What you are asked to do ▸
Word for word, return every record.

Dataset records ▸

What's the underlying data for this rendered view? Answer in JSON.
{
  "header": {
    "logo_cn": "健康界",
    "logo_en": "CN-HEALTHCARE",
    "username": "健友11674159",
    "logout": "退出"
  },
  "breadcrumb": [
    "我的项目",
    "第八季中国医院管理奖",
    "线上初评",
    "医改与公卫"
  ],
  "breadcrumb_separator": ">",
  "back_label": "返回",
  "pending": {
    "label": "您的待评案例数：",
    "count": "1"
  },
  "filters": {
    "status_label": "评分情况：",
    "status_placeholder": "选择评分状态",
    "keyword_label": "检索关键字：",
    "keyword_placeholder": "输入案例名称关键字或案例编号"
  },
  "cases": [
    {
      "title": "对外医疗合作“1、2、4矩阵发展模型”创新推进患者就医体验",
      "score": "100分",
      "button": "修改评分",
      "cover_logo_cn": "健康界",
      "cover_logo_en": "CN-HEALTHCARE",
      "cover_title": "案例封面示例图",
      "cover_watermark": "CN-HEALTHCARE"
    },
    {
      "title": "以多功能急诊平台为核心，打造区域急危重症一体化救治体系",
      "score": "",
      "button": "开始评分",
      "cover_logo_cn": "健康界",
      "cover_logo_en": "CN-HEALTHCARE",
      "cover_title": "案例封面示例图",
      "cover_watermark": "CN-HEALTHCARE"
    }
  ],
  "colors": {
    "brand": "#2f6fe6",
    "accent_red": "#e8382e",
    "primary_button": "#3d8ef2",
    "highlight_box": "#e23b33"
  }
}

Output of the exercise ▸
What's the underlying data for this rendered view? Answer in JSON.
{
  "header": {
    "logo_cn": "健康界",
    "logo_en": "CN-HEALTHCARE",
    "username": "健友11674159",
    "logout": "退出"
  },
  "breadcrumb": [
    "我的项目",
    "第八季中国医院管理奖",
    "线上初评",
    "医改与公卫"
  ],
  "breadcrumb_separator": ">",
  "back_label": "返回",
  "pending": {
    "label": "您的待评案例数：",
    "count": "1"
  },
  "filters": {
    "status_label": "评分情况：",
    "status_placeholder": "选择评分状态",
    "keyword_label": "检索关键字：",
    "keyword_placeholder": "输入案例名称关键字或案例编号"
  },
  "cases": [
    {
      "title": "对外医疗合作“1、2、4矩阵发展模型”创新推进患者就医体验",
      "score": "100分",
      "button": "修改评分",
      "cover_logo_cn": "健康界",
      "cover_logo_en": "CN-HEALTHCARE",
      "cover_title": "案例封面示例图",
      "cover_watermark": "CN-HEALTHCARE"
    },
    {
      "title": "以多功能急诊平台为核心，打造区域急危重症一体化救治体系",
      "score": "",
      "button": "开始评分",
      "cover_logo_cn": "健康界",
      "cover_logo_en": "CN-HEALTHCARE",
      "cover_title": "案例封面示例图",
      "cover_watermark": "CN-HEALTHCARE"
    }
  ],
  "colors": {
    "brand": "#2f6fe6",
    "accent_red": "#e8382e",
    "primary_button": "#3d8ef2",
    "highlight_box": "#e23b33"
  }
}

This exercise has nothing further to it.